Given that the universe is dark and daunting, we've watched (us, adults) stuff that were so spooky, only to make us think what children were making out of them. Coraline (2009) for instance, based on Neil Gaiman's children's book is an animation film with marvellous scenery and funny characters. Then comes a tunnel to take you in a vacuum and bring you in your dreamy-creamy reality, only if you accept to replace your eyes with two buttons. Doesn't get freakier than that -I personally value my eyes, as paths to the soul as they are, loads-, but, yes, it does, mum is a big, bad spider, the garden is full of traps, souls of children are locked in the attic and so on so forth. Do not forget the luminous detail: blue-haired Coraline wins over her egoism and dissatisfaction that brought evil home in the first place. Coraline fights back and restores peace. Coraline wins. And they lived happily ever after.
Then comes Brave (2012), where princess Merida is once more a rebellious girl who wants things otherwise. Her mum is kind and sweet, but way too strict and serious. According to her will, the princess should marry to a quite random prince, the winner of an archery race she has chosen to try them. Bears come and go, metamorphosis, witches and spells, physical strain and pain, until princess Merida brings back clear skies. She convinces her mother and her court that she will follow her own path in life with no other than herself making choices that matter.
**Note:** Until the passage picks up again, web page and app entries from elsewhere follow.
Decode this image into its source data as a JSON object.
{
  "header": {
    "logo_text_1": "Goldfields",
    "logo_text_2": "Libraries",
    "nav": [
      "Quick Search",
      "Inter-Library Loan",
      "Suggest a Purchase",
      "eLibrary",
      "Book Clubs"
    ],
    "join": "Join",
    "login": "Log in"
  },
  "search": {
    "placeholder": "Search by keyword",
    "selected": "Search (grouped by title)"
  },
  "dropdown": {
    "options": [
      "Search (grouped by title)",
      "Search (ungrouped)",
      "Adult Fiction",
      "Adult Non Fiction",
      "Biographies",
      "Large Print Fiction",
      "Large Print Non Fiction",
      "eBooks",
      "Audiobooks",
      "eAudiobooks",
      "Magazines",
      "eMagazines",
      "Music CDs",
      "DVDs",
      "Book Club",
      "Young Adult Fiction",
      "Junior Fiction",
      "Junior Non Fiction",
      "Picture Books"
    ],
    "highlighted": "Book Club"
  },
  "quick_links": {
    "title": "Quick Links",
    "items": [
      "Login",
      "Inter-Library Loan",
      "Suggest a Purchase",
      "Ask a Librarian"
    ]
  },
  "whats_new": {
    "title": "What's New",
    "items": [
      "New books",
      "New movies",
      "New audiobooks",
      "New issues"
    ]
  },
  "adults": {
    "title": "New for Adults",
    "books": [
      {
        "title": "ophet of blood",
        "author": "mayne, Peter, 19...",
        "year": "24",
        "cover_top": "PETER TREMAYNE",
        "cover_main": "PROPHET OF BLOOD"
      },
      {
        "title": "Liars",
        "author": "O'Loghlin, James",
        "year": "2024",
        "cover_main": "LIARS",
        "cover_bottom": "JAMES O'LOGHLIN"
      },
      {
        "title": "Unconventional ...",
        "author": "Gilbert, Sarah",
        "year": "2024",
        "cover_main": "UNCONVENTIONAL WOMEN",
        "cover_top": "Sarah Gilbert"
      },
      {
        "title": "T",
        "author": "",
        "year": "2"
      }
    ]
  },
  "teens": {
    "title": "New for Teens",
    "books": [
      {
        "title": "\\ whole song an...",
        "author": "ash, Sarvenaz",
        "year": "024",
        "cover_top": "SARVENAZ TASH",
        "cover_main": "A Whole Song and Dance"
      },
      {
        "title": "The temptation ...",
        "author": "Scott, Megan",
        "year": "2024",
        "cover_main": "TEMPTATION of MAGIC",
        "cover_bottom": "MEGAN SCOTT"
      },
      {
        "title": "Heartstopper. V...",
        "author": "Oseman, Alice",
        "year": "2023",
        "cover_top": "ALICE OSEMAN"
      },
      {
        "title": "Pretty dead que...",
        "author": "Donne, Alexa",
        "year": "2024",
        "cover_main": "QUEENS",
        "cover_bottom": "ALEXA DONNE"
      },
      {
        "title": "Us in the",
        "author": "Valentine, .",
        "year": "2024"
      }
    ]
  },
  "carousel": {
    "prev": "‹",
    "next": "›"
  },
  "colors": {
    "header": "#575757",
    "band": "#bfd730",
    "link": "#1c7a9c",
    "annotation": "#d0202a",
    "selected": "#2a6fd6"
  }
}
Brenda Chapman who wrote Brave, was also a contributing writer for Beauty and the Beast (1999), an all-time-favourite for little girls (and boys?). I've watched the film on Christmases and Easter time -much like the very first Lion, the Witch and the Wardrobe which I hardly recall visually, but I think it was the Bill Melendez version which was passing on public TV often when I was a kid on every Jesus-related festivity; only later I understood why: Aslan, the lion and his sacrifice was meant to be a symbol for Christ, at least when C.S.Lewis was writing it.
As you may have noticed, the notion of sacrifice also features largely in children movies. Belle in Beauty and the Beast trades herself to free her father, while the Lion (in every possible BBC or the latest Chronicles of Narnia version) gives his life to save Narnia from the White Witch. Why such a cruel inasmuch gentle notion ought to be embedded on a soft heart and mind from an early age? Why do we value sacrifice so much, especially at times that what we love the most is ourselves? I would be eager to find out. No matter how skilfully we try to teach our new-born and young hopes that life is harsh and things don't come easy, we do give them a happy ending nevertheless. But, how can you teach someone not to be impatient and stand still, stay calm and persevere till the happy ending comes? A lifetime is a big thing, compared to films and books that have a well-defined "The End" value right after the climax or a bit later?
Surely, these are adult thoughts. I now realise I never asked a child what was his understanding of a film we were watching together. I somehow drifted myself deep into those colourful, but manipulative images, without staying out of them and questioning the real audience for whom they were made. Sad films like Dolphin Tale, empty ones like Cars, hallucinating ones like Alice in Wonderland, tiny people stay always aghast, their eyes wide open, feeding on hidden meanings that are bound to change their lives. Or not; there's always the chance I got it wrong. Either way, I miss those films and those audiences on a hot Athenian summer day.